For several years, companies like BMW, Audi (VLKAY.PK), Mercedes-Benz, and Jaguar were able to operate and compete knowing that Italian firm Maserati was comfortably nestled well above most of the offerings for the mass market. While most of the sedans being offered by the aforementioned companies fell in the $50,000 (or less) to $90,000 range, Maserati’s Quattroporte commanded a lofty $127,250 at its base price.
Aside from the distinct trident badge, the Maserati offered little that a fully-loaded Bimmer or Audi could not. However, it was certainly a distinct car, whereas the German brands tended to be more ubiquitous. While the price for the 2014 model has deflated some — to an estimated $108,000 — the German contingency has a whole other problem to be concerned about, and it’s wearing a trident.
The name Ghibli sounds a bit odd, and even a bit goofy — but its meaning is far from it. The Ghibli was a 1960s-era Maserati, stemming from an Arabic word for a hot wind that blows over the Sahara desert, one of the most unforgiving places on Earth.
With an entry price of $65,000, the Ghibli — a smaller version of the Quattroporte — puts Audi’s A6, Mercedes-Benz’s E-Class, and BMW’s 5 Series directly in its crosshairs.
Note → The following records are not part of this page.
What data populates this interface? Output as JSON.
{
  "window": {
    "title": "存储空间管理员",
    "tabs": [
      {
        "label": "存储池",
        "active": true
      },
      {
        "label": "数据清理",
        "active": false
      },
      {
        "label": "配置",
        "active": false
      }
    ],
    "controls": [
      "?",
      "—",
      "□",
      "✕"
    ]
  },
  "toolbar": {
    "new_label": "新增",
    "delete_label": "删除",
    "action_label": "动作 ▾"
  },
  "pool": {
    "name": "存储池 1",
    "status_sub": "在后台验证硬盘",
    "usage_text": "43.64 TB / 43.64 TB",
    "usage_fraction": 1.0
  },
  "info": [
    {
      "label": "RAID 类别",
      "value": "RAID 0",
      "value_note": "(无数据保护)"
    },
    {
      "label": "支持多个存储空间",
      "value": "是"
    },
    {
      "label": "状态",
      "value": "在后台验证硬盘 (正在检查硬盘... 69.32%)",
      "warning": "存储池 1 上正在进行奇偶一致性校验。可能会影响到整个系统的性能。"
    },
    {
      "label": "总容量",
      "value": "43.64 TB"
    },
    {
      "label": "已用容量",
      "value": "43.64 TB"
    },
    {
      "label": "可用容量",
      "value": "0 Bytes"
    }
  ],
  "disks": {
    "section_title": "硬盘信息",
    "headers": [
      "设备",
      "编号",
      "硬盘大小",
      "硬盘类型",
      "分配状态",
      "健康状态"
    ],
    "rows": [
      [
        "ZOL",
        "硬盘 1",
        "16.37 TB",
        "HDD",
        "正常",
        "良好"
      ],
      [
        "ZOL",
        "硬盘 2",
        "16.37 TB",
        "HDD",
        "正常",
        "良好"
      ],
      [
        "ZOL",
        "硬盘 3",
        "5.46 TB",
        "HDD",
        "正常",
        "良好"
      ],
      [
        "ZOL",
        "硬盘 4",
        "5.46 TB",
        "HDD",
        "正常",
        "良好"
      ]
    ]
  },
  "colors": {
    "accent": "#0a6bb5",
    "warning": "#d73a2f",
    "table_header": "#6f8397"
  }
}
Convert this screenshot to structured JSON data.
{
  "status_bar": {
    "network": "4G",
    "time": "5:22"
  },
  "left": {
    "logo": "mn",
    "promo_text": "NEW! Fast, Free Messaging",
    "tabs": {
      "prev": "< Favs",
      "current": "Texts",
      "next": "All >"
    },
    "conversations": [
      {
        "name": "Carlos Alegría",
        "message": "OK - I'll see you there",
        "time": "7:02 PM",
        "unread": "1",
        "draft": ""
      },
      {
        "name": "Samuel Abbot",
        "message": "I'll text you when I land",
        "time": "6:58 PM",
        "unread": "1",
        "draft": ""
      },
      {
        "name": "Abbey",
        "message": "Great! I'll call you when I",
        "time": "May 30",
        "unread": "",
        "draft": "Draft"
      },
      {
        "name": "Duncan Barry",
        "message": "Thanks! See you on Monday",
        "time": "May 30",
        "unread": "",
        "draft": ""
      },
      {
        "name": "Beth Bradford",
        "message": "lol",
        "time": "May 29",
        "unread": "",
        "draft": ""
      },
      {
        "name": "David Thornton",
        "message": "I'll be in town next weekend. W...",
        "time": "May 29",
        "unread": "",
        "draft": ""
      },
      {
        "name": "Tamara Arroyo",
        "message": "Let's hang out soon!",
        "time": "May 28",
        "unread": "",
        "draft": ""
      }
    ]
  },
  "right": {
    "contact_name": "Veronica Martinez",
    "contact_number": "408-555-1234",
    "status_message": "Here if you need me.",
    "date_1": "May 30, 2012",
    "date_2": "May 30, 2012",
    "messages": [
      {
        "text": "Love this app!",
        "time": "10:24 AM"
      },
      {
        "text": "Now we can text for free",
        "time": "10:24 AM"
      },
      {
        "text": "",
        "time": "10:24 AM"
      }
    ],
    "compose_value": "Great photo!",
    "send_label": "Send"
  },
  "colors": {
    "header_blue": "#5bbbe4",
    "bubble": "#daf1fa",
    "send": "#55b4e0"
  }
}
In addition to the exclusivity and cachet that Maserati already has, it’s got another weapon under its hood: the 330 horsepower V6 is built by Maserati’s sister brand, Ferrari.
“We have to steal buyers from the Germans,” said Benedetto Orvietani, a product development manager at Maserati. “We are going after their most demanding customers, the ones that are bored of their Audi A6 and want to stand out.”
At first glance, it looks like the Ghibli will do just that. Aggressive headlights, a low-slung stance accentuated by rooted haunches, and sleek, flowing lines throughout are certain to put the German brands on watch. Moreover, the Ghibli is only a portion of Maserati’s expansion plans. Under the watchful eye of Fiat (FIATY.PK), Maserati has launched a redesigned Quattroporte, and has an SUV en route for introduction by 2015, which will go head-to-head with the likes of the Porsche Cayenne. As for the Ghibli, more than 2,200 people have already put their names down for one.
“What we have seen so far on Maserati is very encouraging,” Fiat Chairman John Elkann said last week at Bocconi University, in Milan, Italy. “The Quattroporte has been very well accepted. The Ghibli had very good press reviews. This shows that Fiat-Chrysler’s premium strategy is starting to bear fruit.”
With it’s $65,000 price tag though, the Italian marque will be concerning more than just the German brands. Domestically, a more affordable, entry-level offering from Maserati could potentially put a dent into General Motors’ (NYSE:GM) plans for its reinvention of the Cadillac brand. Though Maserati is still considerably lower volume than Cadillac (and the cheapest Ghibli is still much more than most Cadillacs), it offers one more option for buyers looking to upgrade their rides.
In its Vsport trim, Cadillac’s new XTS runs just over $60,000, well within the territory of the Ghibli’s intended market. It’s not a huge leap to think that those willing to shell out $60,000 for a new Cadillac might just shell out $5,000 or so more for a more exclusive, Italian exotic. Moreover, Maserati also has a diesel-powered Ghibli in its lineup, something Cadillac has yet to offer.
However, the top-spec Ghibli — the S Q4 — will more match the Cadillac’s Vsport performance, with 410 horsepower and a zero-62 time of about 4.8 seconds. This model will clock weigh in with a beefier $75,700 price tag — still well below the cheapest Quattroporte.